Sanmiguelenses demand justice and security
By Atención Staff
On March 7, more than 200 sanmiguelenses participated in a march to demand crime reporting, security and the pursuit of justice. The gathering point was the Jardín Principal, and from there they walked to the Edificio Administrativo (City Hall) on Salida a Querétaro. The march was organized in the aftermath of the kidnapping and murder of a woman from San Miguel.
Nancy Lara Valenzuela, a 29-year-old deaf sanmiguelense, had an active social life and many friends. On February 18 in the afternoon she went out to walk her beloved dogs. Her parents started worrying when the dogs came back alone to the house. “She would never have let them go home alone,” said one close source. On February 19, a photo of Nancy was published on Facebook, describing her as missing. On March 2 her body was found on an unpaved road. This case, according to District Attorney Miguel Ángel Rangél Zendejas, is under investigation by the SADAI (Attorney General’s Office for High-Impact Felonies). Rangel also said that this kidnapping has been the only one reported this year at that office.
On March 5, an invitation to a march honoring Nancy and against organized crime was published on Facebook, and more than 200 Mexicans and foreigners took part. The protesters (once at the city hall) demanded security and the pursuit of justice in some cases that have not been solved, including Nancy’s case, even if the investigations are handled by the Attorney General’s Office rather than the municipal security department. After some fruitless discussions between marchers and the head of the Traffic Department, Eleazar Romero, Assistant Mayor José Luis Chagoyán and Héctor Medellín, secretary of the city council, a committee was formed to hold a dialogue. Although the people wanted a response from Mayor Trejo, he was not at city hall because he was attending a speech by the governor in Guanajuato. Trejo arrived later that day and met with representatives from the march.
In the meeting, the mayor and protestors agreed to hold a general public meeting at the Jardín Principal, where those disappointed with public safety and the justice system could hand over to Trejo written petitions asking for resolution. Some of these people will also be part of a commission of pursuing justice.

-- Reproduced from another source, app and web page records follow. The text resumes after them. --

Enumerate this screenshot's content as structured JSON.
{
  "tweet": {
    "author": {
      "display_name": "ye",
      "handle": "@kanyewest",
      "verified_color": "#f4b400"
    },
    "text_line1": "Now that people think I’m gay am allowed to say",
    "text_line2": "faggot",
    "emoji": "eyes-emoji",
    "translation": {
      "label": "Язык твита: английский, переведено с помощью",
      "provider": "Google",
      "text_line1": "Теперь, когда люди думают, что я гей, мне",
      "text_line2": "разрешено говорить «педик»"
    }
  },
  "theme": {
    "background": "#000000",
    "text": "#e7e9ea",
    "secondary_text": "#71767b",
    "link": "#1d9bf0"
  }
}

Trejo told Atención that he will accept the petitions and personally hand over those related to federal or state departments to the heads of those institutions.
On the matter of security, Trejo said that his administration is trying its best and it is strengthening the public security force. “We bought more patrol cars, which are a tool for decreasing the felonies,” he commented.